## SUPPLIED ENTRIES
────────────────────
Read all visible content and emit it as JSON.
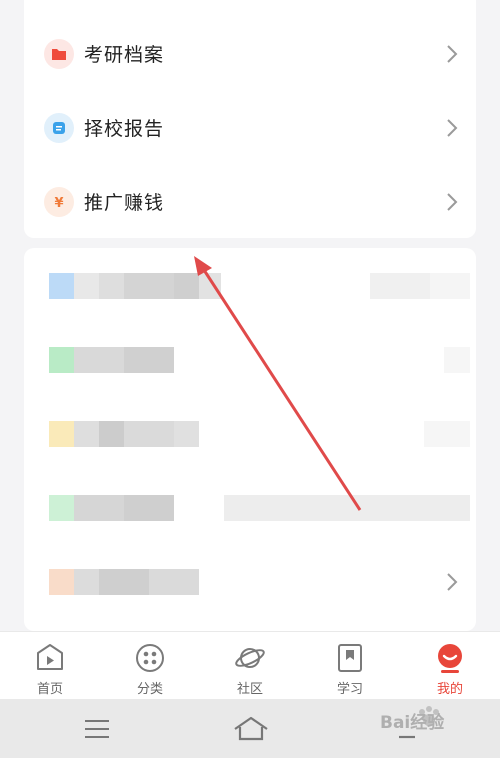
{
  "menu": {
    "items": [
      {
        "label": "考研档案",
        "icon": "folder-icon",
        "color": "#ef4b3c"
      },
      {
        "label": "择校报告",
        "icon": "report-icon",
        "color": "#3aa2ea"
      },
      {
        "label": "推广赚钱",
        "icon": "yen-icon",
        "color": "#f07a38"
      }
    ]
  },
  "tabbar": {
    "tabs": [
      {
        "label": "首页",
        "icon": "home-play-icon"
      },
      {
        "label": "分类",
        "icon": "category-icon"
      },
      {
        "label": "社区",
        "icon": "planet-icon"
      },
      {
        "label": "学习",
        "icon": "bookmark-icon"
      },
      {
        "label": "我的",
        "icon": "profile-icon",
        "active": true
      }
    ]
  },
  "watermark": {
    "text": "Bai经验"
  },
  "colors": {
    "accent": "#e8463a",
    "background": "#f4f4f6"
  }
}
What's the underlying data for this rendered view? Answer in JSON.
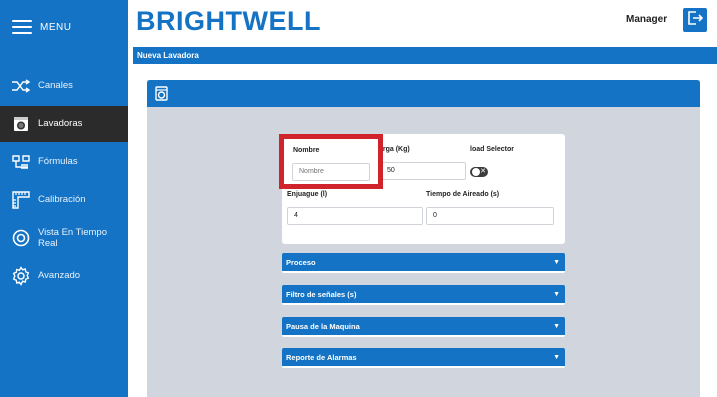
{
  "header": {
    "brand": "BRIGHTWELL",
    "user": "Manager",
    "logout_icon": "logout-icon"
  },
  "sidebar": {
    "menu_label": "MENU",
    "items": [
      {
        "label": "Canales",
        "icon": "shuffle-icon",
        "active": false
      },
      {
        "label": "Lavadoras",
        "icon": "washer-icon",
        "active": true
      },
      {
        "label": "Fórmulas",
        "icon": "formula-icon",
        "active": false
      },
      {
        "label": "Calibración",
        "icon": "ruler-icon",
        "active": false
      },
      {
        "label": "Vista En Tiempo Real",
        "icon": "eye-icon",
        "active": false
      },
      {
        "label": "Avanzado",
        "icon": "gear-icon",
        "active": false
      }
    ]
  },
  "page": {
    "title": "Nueva Lavadora"
  },
  "form": {
    "nombre_label": "Nombre",
    "nombre_placeholder": "Nombre",
    "carga_label": "arga (Kg)",
    "carga_value": "50",
    "load_selector_label": "load Selector",
    "load_selector_on": false,
    "enjuague_label": "Enjuague (l)",
    "enjuague_value": "4",
    "aireado_label": "Tiempo de Aireado (s)",
    "aireado_value": "0"
  },
  "sections": [
    {
      "label": "Proceso"
    },
    {
      "label": "Filtro de señales (s)"
    },
    {
      "label": "Pausa de la Maquina"
    },
    {
      "label": "Reporte de Alarmas"
    }
  ],
  "colors": {
    "primary": "#1473c4",
    "highlight": "#d0232b",
    "content_bg": "#d1d6de"
  }
}
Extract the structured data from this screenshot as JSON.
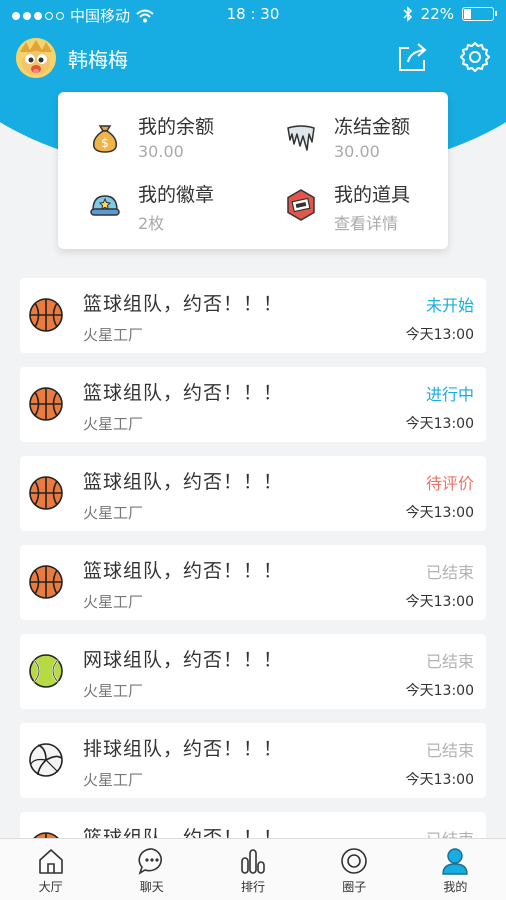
{
  "statusbar": {
    "carrier": "中国移动",
    "time": "18 : 30",
    "battery": "22%",
    "battery_level": 0.22
  },
  "profile": {
    "name": "韩梅梅"
  },
  "wallet": {
    "balance": {
      "label": "我的余额",
      "value": "30.00",
      "icon": "money-bag-icon"
    },
    "frozen": {
      "label": "冻结金额",
      "value": "30.00",
      "icon": "ice-icon"
    },
    "badges": {
      "label": "我的徽章",
      "value": "2枚",
      "icon": "badge-cap-icon"
    },
    "props": {
      "label": "我的道具",
      "value": "查看详情",
      "icon": "prop-ticket-icon"
    }
  },
  "activities": [
    {
      "title": "篮球组队，约否！！！",
      "organizer": "火星工厂",
      "status": "未开始",
      "status_color": "#17ade2",
      "time": "今天13:00",
      "sport": "basketball"
    },
    {
      "title": "篮球组队，约否！！！",
      "organizer": "火星工厂",
      "status": "进行中",
      "status_color": "#17ade2",
      "time": "今天13:00",
      "sport": "basketball"
    },
    {
      "title": "篮球组队，约否！！！",
      "organizer": "火星工厂",
      "status": "待评价",
      "status_color": "#f07167",
      "time": "今天13:00",
      "sport": "basketball"
    },
    {
      "title": "篮球组队，约否！！！",
      "organizer": "火星工厂",
      "status": "已结束",
      "status_color": "#b3b3b3",
      "time": "今天13:00",
      "sport": "basketball"
    },
    {
      "title": "网球组队，约否！！！",
      "organizer": "火星工厂",
      "status": "已结束",
      "status_color": "#b3b3b3",
      "time": "今天13:00",
      "sport": "tennis"
    },
    {
      "title": "排球组队，约否！！！",
      "organizer": "火星工厂",
      "status": "已结束",
      "status_color": "#b3b3b3",
      "time": "今天13:00",
      "sport": "volleyball"
    },
    {
      "title": "篮球组队，约否！！！",
      "organizer": "",
      "status": "已结束",
      "status_color": "#b3b3b3",
      "time": "",
      "sport": "basketball"
    }
  ],
  "tabs": [
    {
      "label": "大厅",
      "icon": "home-icon"
    },
    {
      "label": "聊天",
      "icon": "chat-icon"
    },
    {
      "label": "排行",
      "icon": "ranking-icon"
    },
    {
      "label": "圈子",
      "icon": "circle-icon"
    },
    {
      "label": "我的",
      "icon": "user-icon",
      "active": true
    }
  ],
  "colors": {
    "accent": "#17ade2",
    "pending_review": "#f07167",
    "ended": "#b3b3b3"
  }
}
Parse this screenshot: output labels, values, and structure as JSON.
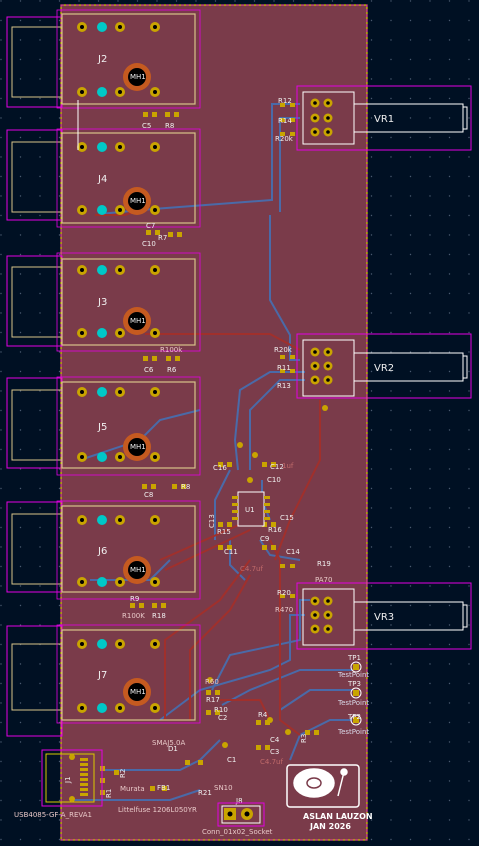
{
  "colors": {
    "background": "#001023",
    "board_fill": "#7a3b4a",
    "board_edge": "#d9c900",
    "courtyard": "#e300e3",
    "fab": "#d7c38a",
    "pad_gold": "#c9a400",
    "pad_cyan": "#00c8c8",
    "trace_front": "#a0302c",
    "trace_back": "#4a6aa8"
  },
  "jacks": [
    {
      "ref": "J2",
      "hole": "MH1"
    },
    {
      "ref": "J4",
      "hole": "MH1"
    },
    {
      "ref": "J3",
      "hole": "MH1"
    },
    {
      "ref": "J5",
      "hole": "MH1"
    },
    {
      "ref": "J6",
      "hole": "MH1"
    },
    {
      "ref": "J7",
      "hole": "MH1"
    }
  ],
  "pots": [
    {
      "ref": "VR1"
    },
    {
      "ref": "VR2"
    },
    {
      "ref": "VR3"
    }
  ],
  "refs": {
    "r12": "R12",
    "r14": "R14",
    "r20k": "R20k",
    "c5": "C5",
    "r8a": "R8",
    "c7": "C7",
    "r7": "R7",
    "c10b": "C10",
    "c6": "C6",
    "r6": "R6",
    "r100k": "R100k",
    "r20kb": "R20k",
    "r11": "R11",
    "r13": "R13",
    "c16": "C16",
    "c12": "C12",
    "c10": "C10",
    "c1uf": "1uf",
    "c8": "C8",
    "r8": "R8",
    "c13": "C13",
    "c15": "C15",
    "r15": "R15",
    "r16": "R16",
    "c9": "C9",
    "c11": "C11",
    "c14": "C14",
    "c47uf": "C4.7uf",
    "r19": "R19",
    "pa70": "PA70",
    "r20": "R20",
    "r470": "R470",
    "r9": "R9",
    "r100ka": "R100K",
    "r18": "R18",
    "r60": "R60",
    "r17": "R17",
    "r10": "R10",
    "c2": "C2",
    "r4": "R4",
    "c4": "C4",
    "c3": "C3",
    "c47uf_b": "C4.7uf",
    "r3": "R3",
    "u1": "U1",
    "d1": "D1",
    "smaj": "SMAJ5.0A",
    "fb1": "FB1",
    "r21": "R21",
    "sn10": "SN10",
    "c1": "C1",
    "j1": "J1",
    "r2": "R2",
    "r1": "R1",
    "j8": "J8",
    "murata": "Murata",
    "littelfuse": "Littelfuse 1206L050YR"
  },
  "testpoints": [
    {
      "ref": "TP1",
      "label": "TestPoint"
    },
    {
      "ref": "TP3",
      "label": "TestPoint"
    },
    {
      "ref": "TP2",
      "label": "TestPoint"
    }
  ],
  "usb_label": "USB4085-GF-A_REVA1",
  "socket_label": "Conn_01x02_Socket",
  "author": "ASLAN LAUZON",
  "date": "JAN 2026"
}
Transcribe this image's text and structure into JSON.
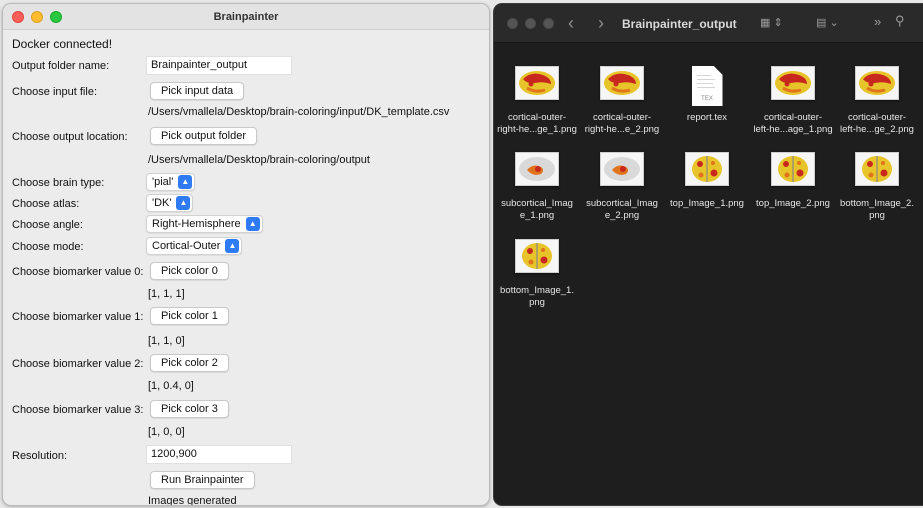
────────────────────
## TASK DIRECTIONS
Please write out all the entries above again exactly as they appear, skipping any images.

## YOUR RESPONSE
Read all visible content and emit it as JSON.
{
  "menu": {
    "items": [
      {
        "label": "考研档案",
        "icon": "folder-icon",
        "color": "#ef4b3c"
      },
      {
        "label": "择校报告",
        "icon": "report-icon",
        "color": "#3aa2ea"
      },
      {
        "label": "推广赚钱",
        "icon": "yen-icon",
        "color": "#f07a38"
      }
    ]
  },
  "tabbar": {
    "tabs": [
      {
        "label": "首页",
        "icon": "home-play-icon"
      },
      {
        "label": "分类",
        "icon": "category-icon"
      },
      {
        "label": "社区",
        "icon": "planet-icon"
      },
      {
        "label": "学习",
        "icon": "bookmark-icon"
      },
      {
        "label": "我的",
        "icon": "profile-icon",
        "active": true
      }
    ]
  },
  "watermark": {
    "text": "Bai经验"
  },
  "colors": {
    "accent": "#e8463a",
    "background": "#f4f4f6"
  }
}
What's the underlying data for this rendered view? Answer in JSON.
{
  "header": {
    "brand": "BRIGHTWELL",
    "user": "Manager",
    "logout_icon": "logout-icon"
  },
  "sidebar": {
    "menu_label": "MENU",
    "items": [
      {
        "label": "Canales",
        "icon": "shuffle-icon",
        "active": false
      },
      {
        "label": "Lavadoras",
        "icon": "washer-icon",
        "active": true
      },
      {
        "label": "Fórmulas",
        "icon": "formula-icon",
        "active": false
      },
      {
        "label": "Calibración",
        "icon": "ruler-icon",
        "active": false
      },
      {
        "label": "Vista En Tiempo Real",
        "icon": "eye-icon",
        "active": false
      },
      {
        "label": "Avanzado",
        "icon": "gear-icon",
        "active": false
      }
    ]
  },
  "page": {
    "title": "Nueva Lavadora"
  },
  "form": {
    "nombre_label": "Nombre",
    "nombre_placeholder": "Nombre",
    "carga_label": "arga (Kg)",
    "carga_value": "50",
    "load_selector_label": "load Selector",
    "load_selector_on": false,
    "enjuague_label": "Enjuague (l)",
    "enjuague_value": "4",
    "aireado_label": "Tiempo de Aireado (s)",
    "aireado_value": "0"
  },
  "sections": [
    {
      "label": "Proceso"
    },
    {
      "label": "Filtro de señales (s)"
    },
    {
      "label": "Pausa de la Maquina"
    },
    {
      "label": "Reporte de Alarmas"
    }
  ],
  "colors": {
    "primary": "#1473c4",
    "highlight": "#d0232b",
    "content_bg": "#d1d6de"
  }
}
Extract the structured data from this screenshot as JSON.
{
  "statusbar": {
    "carrier": "中国移动",
    "time": "18 : 30",
    "battery": "22%",
    "battery_level": 0.22
  },
  "profile": {
    "name": "韩梅梅"
  },
  "wallet": {
    "balance": {
      "label": "我的余额",
      "value": "30.00",
      "icon": "money-bag-icon"
    },
    "frozen": {
      "label": "冻结金额",
      "value": "30.00",
      "icon": "ice-icon"
    },
    "badges": {
      "label": "我的徽章",
      "value": "2枚",
      "icon": "badge-cap-icon"
    },
    "props": {
      "label": "我的道具",
      "value": "查看详情",
      "icon": "prop-ticket-icon"
    }
  },
  "activities": [
    {
      "title": "篮球组队，约否！！！",
      "organizer": "火星工厂",
      "status": "未开始",
      "status_color": "#17ade2",
      "time": "今天13:00",
      "sport": "basketball"
    },
    {
      "title": "篮球组队，约否！！！",
      "organizer": "火星工厂",
      "status": "进行中",
      "status_color": "#17ade2",
      "time": "今天13:00",
      "sport": "basketball"
    },
    {
      "title": "篮球组队，约否！！！",
      "organizer": "火星工厂",
      "status": "待评价",
      "status_color": "#f07167",
      "time": "今天13:00",
      "sport": "basketball"
    },
    {
      "title": "篮球组队，约否！！！",
      "organizer": "火星工厂",
      "status": "已结束",
      "status_color": "#b3b3b3",
      "time": "今天13:00",
      "sport": "basketball"
    },
    {
      "title": "网球组队，约否！！！",
      "organizer": "火星工厂",
      "status": "已结束",
      "status_color": "#b3b3b3",
      "time": "今天13:00",
      "sport": "tennis"
    },
    {
      "title": "排球组队，约否！！！",
      "organizer": "火星工厂",
      "status": "已结束",
      "status_color": "#b3b3b3",
      "time": "今天13:00",
      "sport": "volleyball"
    },
    {
      "title": "篮球组队，约否！！！",
      "organizer": "",
      "status": "已结束",
      "status_color": "#b3b3b3",
      "time": "",
      "sport": "basketball"
    }
  ],
  "tabs": [
    {
      "label": "大厅",
      "icon": "home-icon"
    },
    {
      "label": "聊天",
      "icon": "chat-icon"
    },
    {
      "label": "排行",
      "icon": "ranking-icon"
    },
    {
      "label": "圈子",
      "icon": "circle-icon"
    },
    {
      "label": "我的",
      "icon": "user-icon",
      "active": true
    }
  ],
  "colors": {
    "accent": "#17ade2",
    "pending_review": "#f07167",
    "ended": "#b3b3b3"
  }
}
Parse this screenshot: output labels, values, and structure as JSON.
{
  "colors": {
    "background": "#001023",
    "board_fill": "#7a3b4a",
    "board_edge": "#d9c900",
    "courtyard": "#e300e3",
    "fab": "#d7c38a",
    "pad_gold": "#c9a400",
    "pad_cyan": "#00c8c8",
    "trace_front": "#a0302c",
    "trace_back": "#4a6aa8"
  },
  "jacks": [
    {
      "ref": "J2",
      "hole": "MH1"
    },
    {
      "ref": "J4",
      "hole": "MH1"
    },
    {
      "ref": "J3",
      "hole": "MH1"
    },
    {
      "ref": "J5",
      "hole": "MH1"
    },
    {
      "ref": "J6",
      "hole": "MH1"
    },
    {
      "ref": "J7",
      "hole": "MH1"
    }
  ],
  "pots": [
    {
      "ref": "VR1"
    },
    {
      "ref": "VR2"
    },
    {
      "ref": "VR3"
    }
  ],
  "refs": {
    "r12": "R12",
    "r14": "R14",
    "r20k": "R20k",
    "c5": "C5",
    "r8a": "R8",
    "c7": "C7",
    "r7": "R7",
    "c10b": "C10",
    "c6": "C6",
    "r6": "R6",
    "r100k": "R100k",
    "r20kb": "R20k",
    "r11": "R11",
    "r13": "R13",
    "c16": "C16",
    "c12": "C12",
    "c10": "C10",
    "c1uf": "1uf",
    "c8": "C8",
    "r8": "R8",
    "c13": "C13",
    "c15": "C15",
    "r15": "R15",
    "r16": "R16",
    "c9": "C9",
    "c11": "C11",
    "c14": "C14",
    "c47uf": "C4.7uf",
    "r19": "R19",
    "pa70": "PA70",
    "r20": "R20",
    "r470": "R470",
    "r9": "R9",
    "r100ka": "R100K",
    "r18": "R18",
    "r60": "R60",
    "r17": "R17",
    "r10": "R10",
    "c2": "C2",
    "r4": "R4",
    "c4": "C4",
    "c3": "C3",
    "c47uf_b": "C4.7uf",
    "r3": "R3",
    "u1": "U1",
    "d1": "D1",
    "smaj": "SMAJ5.0A",
    "fb1": "FB1",
    "r21": "R21",
    "sn10": "SN10",
    "c1": "C1",
    "j1": "J1",
    "r2": "R2",
    "r1": "R1",
    "j8": "J8",
    "murata": "Murata",
    "littelfuse": "Littelfuse 1206L050YR"
  },
  "testpoints": [
    {
      "ref": "TP1",
      "label": "TestPoint"
    },
    {
      "ref": "TP3",
      "label": "TestPoint"
    },
    {
      "ref": "TP2",
      "label": "TestPoint"
    }
  ],
  "usb_label": "USB4085-GF-A_REVA1",
  "socket_label": "Conn_01x02_Socket",
  "author": "ASLAN LAUZON",
  "date": "JAN 2026"
}
Transcribe this image's text and structure into JSON.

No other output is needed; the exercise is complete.